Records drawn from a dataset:
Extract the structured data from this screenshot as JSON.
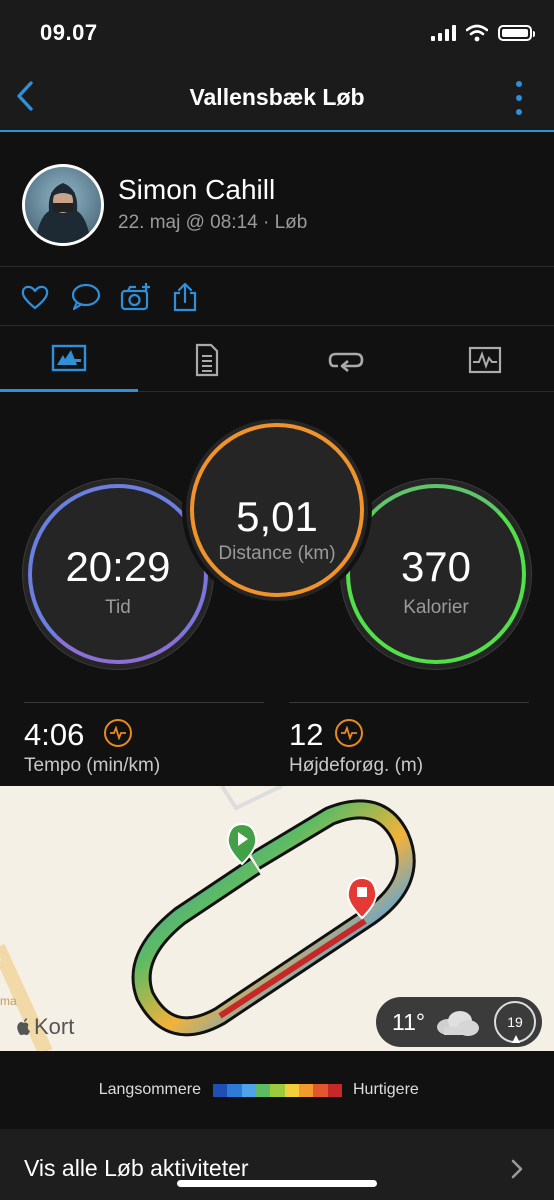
{
  "status_bar": {
    "time": "09.07",
    "icons": [
      "signal-icon",
      "wifi-icon",
      "battery-icon"
    ]
  },
  "header": {
    "title": "Vallensbæk Løb",
    "back_icon": "chevron-left-icon",
    "menu_icon": "more-vertical-icon"
  },
  "profile": {
    "name": "Simon Cahill",
    "meta": "22. maj @ 08:14 · Løb"
  },
  "actions": [
    {
      "name": "like",
      "icon": "heart-icon"
    },
    {
      "name": "comment",
      "icon": "comment-icon"
    },
    {
      "name": "add-photo",
      "icon": "camera-plus-icon"
    },
    {
      "name": "share",
      "icon": "share-icon"
    }
  ],
  "tabs": [
    {
      "name": "overview",
      "icon": "overview-icon",
      "active": true
    },
    {
      "name": "details",
      "icon": "document-icon",
      "active": false
    },
    {
      "name": "laps",
      "icon": "laps-icon",
      "active": false
    },
    {
      "name": "charts",
      "icon": "chart-icon",
      "active": false
    }
  ],
  "stats": {
    "time": {
      "value": "20:29",
      "label": "Tid"
    },
    "distance": {
      "value": "5,01",
      "label": "Distance (km)"
    },
    "calories": {
      "value": "370",
      "label": "Kalorier"
    }
  },
  "metrics": {
    "pace": {
      "value": "4:06",
      "label": "Tempo (min/km)"
    },
    "elevation": {
      "value": "12",
      "label": "Højdeforøg. (m)"
    }
  },
  "map": {
    "brand": "Kort",
    "temperature": "11°",
    "weather_icon": "cloud-icon",
    "wind_speed": "19",
    "edge_text": "ma"
  },
  "legend": {
    "slow_label": "Langsommere",
    "fast_label": "Hurtigere",
    "colors": [
      "#1f4fb5",
      "#2f7ad6",
      "#4fa3e8",
      "#5dbb63",
      "#9ccc3c",
      "#f3d03a",
      "#f39a2c",
      "#e4572e",
      "#c62828"
    ]
  },
  "footer": {
    "view_all_label": "Vis alle Løb aktiviteter"
  },
  "colors": {
    "accent": "#2f8fd8",
    "time_ring": "#6a7fe0",
    "distance_ring": "#f0932b",
    "calories_ring": "#52e04a",
    "metric_icon": "#e88a1e"
  }
}
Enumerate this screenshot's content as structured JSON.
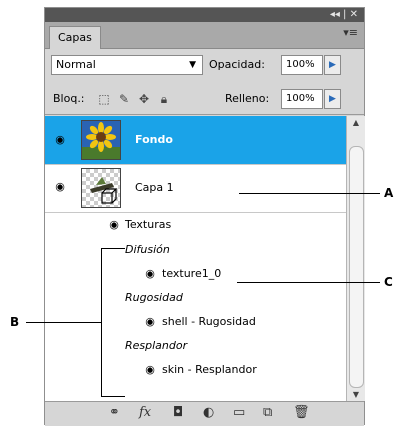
{
  "panel": {
    "title_controls": "◂◂ | ✕",
    "tab_label": "Capas",
    "menu_icon": "panel-menu-icon"
  },
  "blend": {
    "mode": "Normal",
    "opacity_label": "Opacidad:",
    "opacity_value": "100%"
  },
  "lock": {
    "label": "Bloq.:",
    "fill_label": "Relleno:",
    "fill_value": "100%"
  },
  "layers": [
    {
      "name": "Fondo",
      "selected": true
    },
    {
      "name": "Capa 1",
      "selected": false
    }
  ],
  "effects": {
    "group_label": "Texturas",
    "items": [
      {
        "category": "Difusión",
        "name": "texture1_0"
      },
      {
        "category": "Rugosidad",
        "name": "shell - Rugosidad"
      },
      {
        "category": "Resplandor",
        "name": "skin - Resplandor"
      }
    ]
  },
  "callouts": {
    "a": "A",
    "b": "B",
    "c": "C"
  },
  "colors": {
    "selected_layer": "#1aa3e8",
    "panel_bg": "#d6d6d6"
  }
}
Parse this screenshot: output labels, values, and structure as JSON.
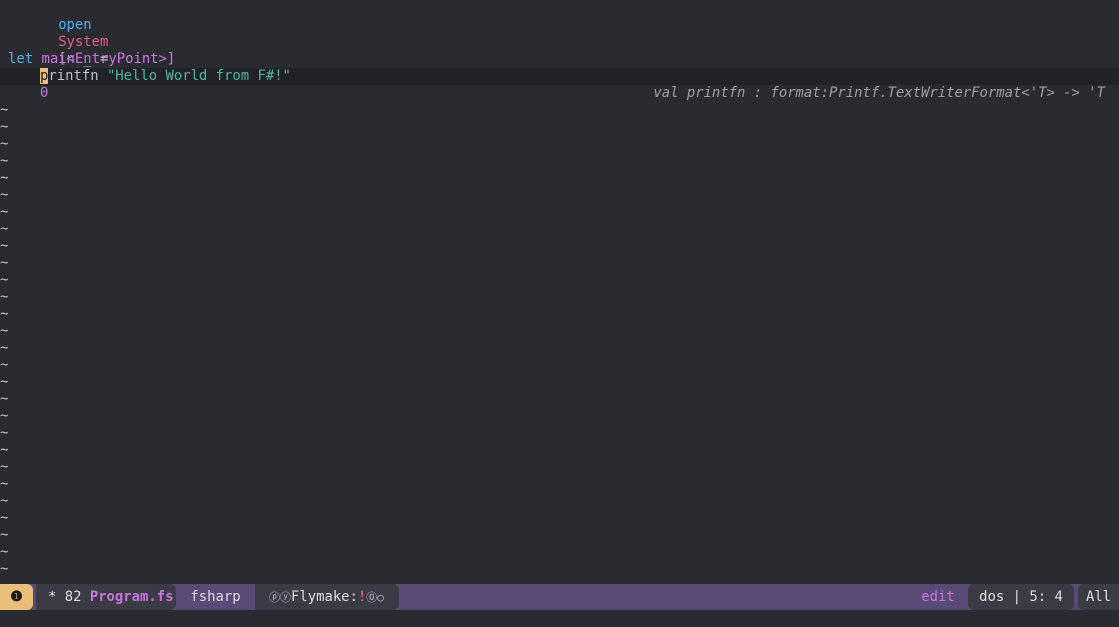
{
  "editor": {
    "line1": {
      "kw": "open",
      "ns": "System"
    },
    "line3": {
      "attr": "[<EntryPoint>]"
    },
    "line4": {
      "kw": "let",
      "fn": "main",
      "us": "_",
      "op": "="
    },
    "line5": {
      "cursor_char": "p",
      "rest": "rintfn",
      "str": "\"Hello World from F#!\""
    },
    "line6": {
      "num": "0"
    },
    "hint": "val printfn : format:Printf.TextWriterFormat<'T> -> 'T",
    "tilde": "~"
  },
  "modeline": {
    "error_indicator": "❶",
    "modified_and_size": "* 82 ",
    "filename": "Program.fs",
    "major_mode": "fsharp",
    "flymake_prefix": "ⓟⓨ",
    "flymake_label": "Flymake:",
    "flymake_bang": "!",
    "flymake_suffix": "⓪○",
    "state": "edit",
    "encoding_position": "dos | 5: 4",
    "scroll": "All"
  },
  "colors": {
    "background": "#2a2b30",
    "keyword": "#51afef",
    "namespace": "#e05d8c",
    "string": "#4db5a0",
    "purple": "#c678dd",
    "cursor": "#ecbe7b",
    "modeline": "#5a4a78"
  }
}
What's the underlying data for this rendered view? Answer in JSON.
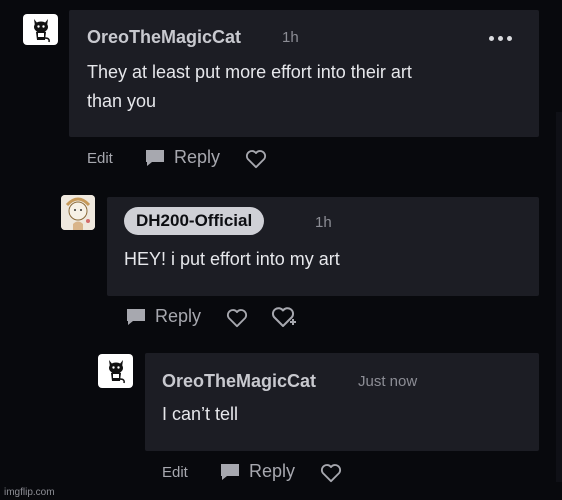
{
  "comments": [
    {
      "author": "OreoTheMagicCat",
      "time": "1h",
      "body_lines": [
        "They at least put more effort into their art",
        "than you"
      ],
      "actions": {
        "edit": "Edit",
        "reply": "Reply"
      },
      "icons": [
        "cat-avatar",
        "more-icon",
        "reply-bubble-icon",
        "heart-icon"
      ]
    },
    {
      "author": "DH200-Official",
      "time": "1h",
      "body_lines": [
        "HEY! i put effort into my art"
      ],
      "actions": {
        "reply": "Reply"
      },
      "icons": [
        "doodle-avatar",
        "reply-bubble-icon",
        "heart-icon",
        "award-heart-icon"
      ]
    },
    {
      "author": "OreoTheMagicCat",
      "time": "Just now",
      "body_lines": [
        "I can’t tell"
      ],
      "actions": {
        "edit": "Edit",
        "reply": "Reply"
      },
      "icons": [
        "cat-avatar",
        "reply-bubble-icon",
        "heart-icon"
      ]
    }
  ],
  "watermark": "imgflip.com",
  "colors": {
    "background": "#08090d",
    "bubble": "#1c1d24",
    "author_pill": "#cfd0d6",
    "action_text": "#a7a8af"
  }
}
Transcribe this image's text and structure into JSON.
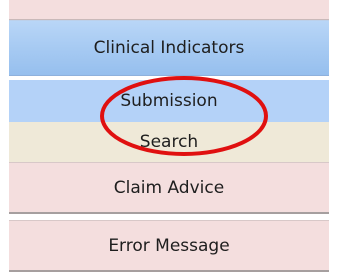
{
  "menu": {
    "items": [
      {
        "label": "Clinical Indicators"
      },
      {
        "label": "Submission"
      },
      {
        "label": "Search"
      },
      {
        "label": "Claim Advice"
      },
      {
        "label": "Error Message"
      }
    ]
  },
  "annotation": {
    "ring_color": "#e01010",
    "active_submenu_color": "#b4d2f8",
    "header_color": "#a5c9f2",
    "menu_color": "#f4dede",
    "search_color": "#efe9d8"
  }
}
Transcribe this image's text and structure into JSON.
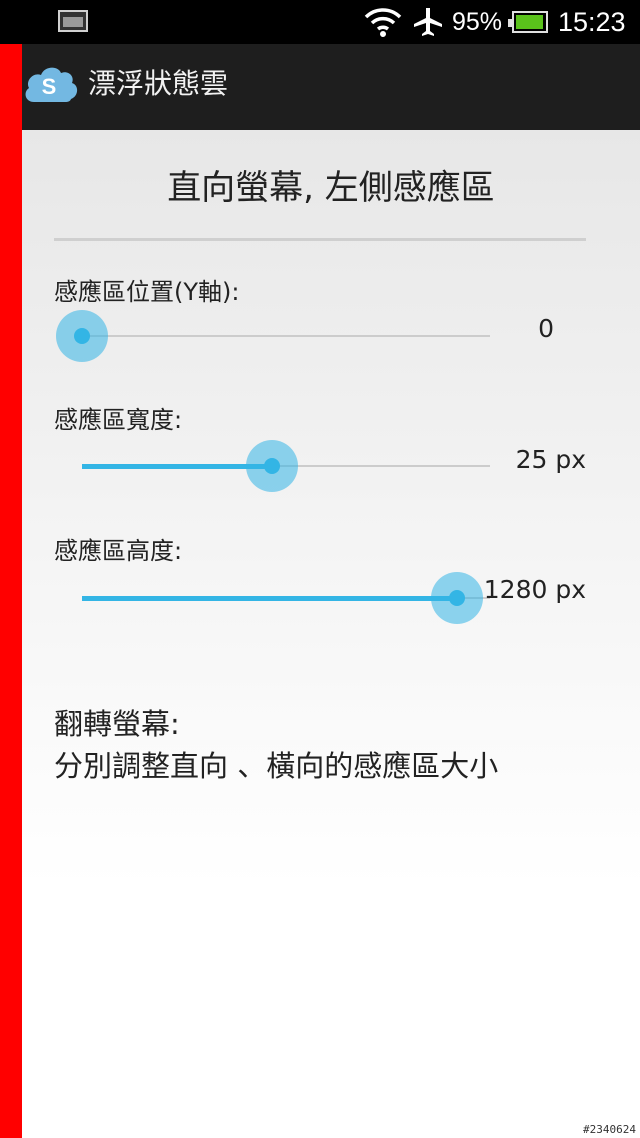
{
  "status_bar": {
    "battery_percent": "95%",
    "battery_level": 0.95,
    "time": "15:23",
    "icons": [
      "notification-icon",
      "wifi-icon",
      "airplane-mode-icon",
      "battery-icon"
    ]
  },
  "action_bar": {
    "app_icon_letter": "S",
    "title": "漂浮狀態雲"
  },
  "page": {
    "title": "直向螢幕, 左側感應區"
  },
  "settings": [
    {
      "label": "感應區位置(Y軸):",
      "value": "0",
      "fraction": 0.0
    },
    {
      "label": "感應區寬度:",
      "value": "25 px",
      "fraction": 0.465
    },
    {
      "label": "感應區高度:",
      "value": "1280 px",
      "fraction": 0.92
    }
  ],
  "note": {
    "line1": "翻轉螢幕:",
    "line2": "分別調整直向 、橫向的感應區大小"
  },
  "colors": {
    "accent": "#33b5e5",
    "edge_strip": "#ff0000",
    "battery": "#5ac21b"
  },
  "watermark": "#2340624"
}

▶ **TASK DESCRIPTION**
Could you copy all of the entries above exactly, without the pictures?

▶ **ANSWER TO THE PROBLEM**
Extract the structured data from this screenshot as JSON.
{
  "status_bar": {
    "time": "09.07",
    "icons": [
      "signal-icon",
      "wifi-icon",
      "battery-icon"
    ]
  },
  "header": {
    "title": "Vallensbæk Løb",
    "back_icon": "chevron-left-icon",
    "menu_icon": "more-vertical-icon"
  },
  "profile": {
    "name": "Simon Cahill",
    "meta": "22. maj @ 08:14 · Løb"
  },
  "actions": [
    {
      "name": "like",
      "icon": "heart-icon"
    },
    {
      "name": "comment",
      "icon": "comment-icon"
    },
    {
      "name": "add-photo",
      "icon": "camera-plus-icon"
    },
    {
      "name": "share",
      "icon": "share-icon"
    }
  ],
  "tabs": [
    {
      "name": "overview",
      "icon": "overview-icon",
      "active": true
    },
    {
      "name": "details",
      "icon": "document-icon",
      "active": false
    },
    {
      "name": "laps",
      "icon": "laps-icon",
      "active": false
    },
    {
      "name": "charts",
      "icon": "chart-icon",
      "active": false
    }
  ],
  "stats": {
    "time": {
      "value": "20:29",
      "label": "Tid"
    },
    "distance": {
      "value": "5,01",
      "label": "Distance (km)"
    },
    "calories": {
      "value": "370",
      "label": "Kalorier"
    }
  },
  "metrics": {
    "pace": {
      "value": "4:06",
      "label": "Tempo (min/km)"
    },
    "elevation": {
      "value": "12",
      "label": "Højdeforøg. (m)"
    }
  },
  "map": {
    "brand": "Kort",
    "temperature": "11°",
    "weather_icon": "cloud-icon",
    "wind_speed": "19",
    "edge_text": "ma"
  },
  "legend": {
    "slow_label": "Langsommere",
    "fast_label": "Hurtigere",
    "colors": [
      "#1f4fb5",
      "#2f7ad6",
      "#4fa3e8",
      "#5dbb63",
      "#9ccc3c",
      "#f3d03a",
      "#f39a2c",
      "#e4572e",
      "#c62828"
    ]
  },
  "footer": {
    "view_all_label": "Vis alle Løb aktiviteter"
  },
  "colors": {
    "accent": "#2f8fd8",
    "time_ring": "#6a7fe0",
    "distance_ring": "#f0932b",
    "calories_ring": "#52e04a",
    "metric_icon": "#e88a1e"
  }
}
Enumerate this screenshot's content as structured JSON.
{
  "panel": {
    "title_controls": "◂◂ | ✕",
    "tab_label": "Capas",
    "menu_icon": "panel-menu-icon"
  },
  "blend": {
    "mode": "Normal",
    "opacity_label": "Opacidad:",
    "opacity_value": "100%"
  },
  "lock": {
    "label": "Bloq.:",
    "fill_label": "Relleno:",
    "fill_value": "100%"
  },
  "layers": [
    {
      "name": "Fondo",
      "selected": true
    },
    {
      "name": "Capa 1",
      "selected": false
    }
  ],
  "effects": {
    "group_label": "Texturas",
    "items": [
      {
        "category": "Difusión",
        "name": "texture1_0"
      },
      {
        "category": "Rugosidad",
        "name": "shell - Rugosidad"
      },
      {
        "category": "Resplandor",
        "name": "skin - Resplandor"
      }
    ]
  },
  "callouts": {
    "a": "A",
    "b": "B",
    "c": "C"
  },
  "colors": {
    "selected_layer": "#1aa3e8",
    "panel_bg": "#d6d6d6"
  }
}
Parse this screenshot: output labels, values, and structure as JSON.
{
  "editor": {
    "line1": {
      "kw": "open",
      "ns": "System"
    },
    "line3": {
      "attr": "[<EntryPoint>]"
    },
    "line4": {
      "kw": "let",
      "fn": "main",
      "us": "_",
      "op": "="
    },
    "line5": {
      "cursor_char": "p",
      "rest": "rintfn",
      "str": "\"Hello World from F#!\""
    },
    "line6": {
      "num": "0"
    },
    "hint": "val printfn : format:Printf.TextWriterFormat<'T> -> 'T",
    "tilde": "~"
  },
  "modeline": {
    "error_indicator": "❶",
    "modified_and_size": "* 82 ",
    "filename": "Program.fs",
    "major_mode": "fsharp",
    "flymake_prefix": "ⓟⓨ",
    "flymake_label": "Flymake:",
    "flymake_bang": "!",
    "flymake_suffix": "⓪○",
    "state": "edit",
    "encoding_position": "dos | 5: 4",
    "scroll": "All"
  },
  "colors": {
    "background": "#2a2b30",
    "keyword": "#51afef",
    "namespace": "#e05d8c",
    "string": "#4db5a0",
    "purple": "#c678dd",
    "cursor": "#ecbe7b",
    "modeline": "#5a4a78"
  }
}
What's the underlying data for this rendered view? Answer in JSON.
{
  "comments": [
    {
      "author": "OreoTheMagicCat",
      "time": "1h",
      "body_lines": [
        "They at least put more effort into their art",
        "than you"
      ],
      "actions": {
        "edit": "Edit",
        "reply": "Reply"
      },
      "icons": [
        "cat-avatar",
        "more-icon",
        "reply-bubble-icon",
        "heart-icon"
      ]
    },
    {
      "author": "DH200-Official",
      "time": "1h",
      "body_lines": [
        "HEY! i put effort into my art"
      ],
      "actions": {
        "reply": "Reply"
      },
      "icons": [
        "doodle-avatar",
        "reply-bubble-icon",
        "heart-icon",
        "award-heart-icon"
      ]
    },
    {
      "author": "OreoTheMagicCat",
      "time": "Just now",
      "body_lines": [
        "I can’t tell"
      ],
      "actions": {
        "edit": "Edit",
        "reply": "Reply"
      },
      "icons": [
        "cat-avatar",
        "reply-bubble-icon",
        "heart-icon"
      ]
    }
  ],
  "watermark": "imgflip.com",
  "colors": {
    "background": "#08090d",
    "bubble": "#1c1d24",
    "author_pill": "#cfd0d6",
    "action_text": "#a7a8af"
  }
}
Transcribe this image's text and structure into JSON.
{
  "menu": {
    "items": [
      {
        "label": "Clinical Indicators"
      },
      {
        "label": "Submission"
      },
      {
        "label": "Search"
      },
      {
        "label": "Claim Advice"
      },
      {
        "label": "Error Message"
      }
    ]
  },
  "annotation": {
    "ring_color": "#e01010",
    "active_submenu_color": "#b4d2f8",
    "header_color": "#a5c9f2",
    "menu_color": "#f4dede",
    "search_color": "#efe9d8"
  }
}
Transcribe this image's text and structure into JSON.
{
  "status_bar": {
    "battery_percent": "95%",
    "battery_level": 0.95,
    "time": "15:23",
    "icons": [
      "notification-icon",
      "wifi-icon",
      "airplane-mode-icon",
      "battery-icon"
    ]
  },
  "action_bar": {
    "app_icon_letter": "S",
    "title": "漂浮狀態雲"
  },
  "page": {
    "title": "直向螢幕, 左側感應區"
  },
  "settings": [
    {
      "label": "感應區位置(Y軸):",
      "value": "0",
      "fraction": 0.0
    },
    {
      "label": "感應區寬度:",
      "value": "25 px",
      "fraction": 0.465
    },
    {
      "label": "感應區高度:",
      "value": "1280 px",
      "fraction": 0.92
    }
  ],
  "note": {
    "line1": "翻轉螢幕:",
    "line2": "分別調整直向 、橫向的感應區大小"
  },
  "colors": {
    "accent": "#33b5e5",
    "edge_strip": "#ff0000",
    "battery": "#5ac21b"
  },
  "watermark": "#2340624"
}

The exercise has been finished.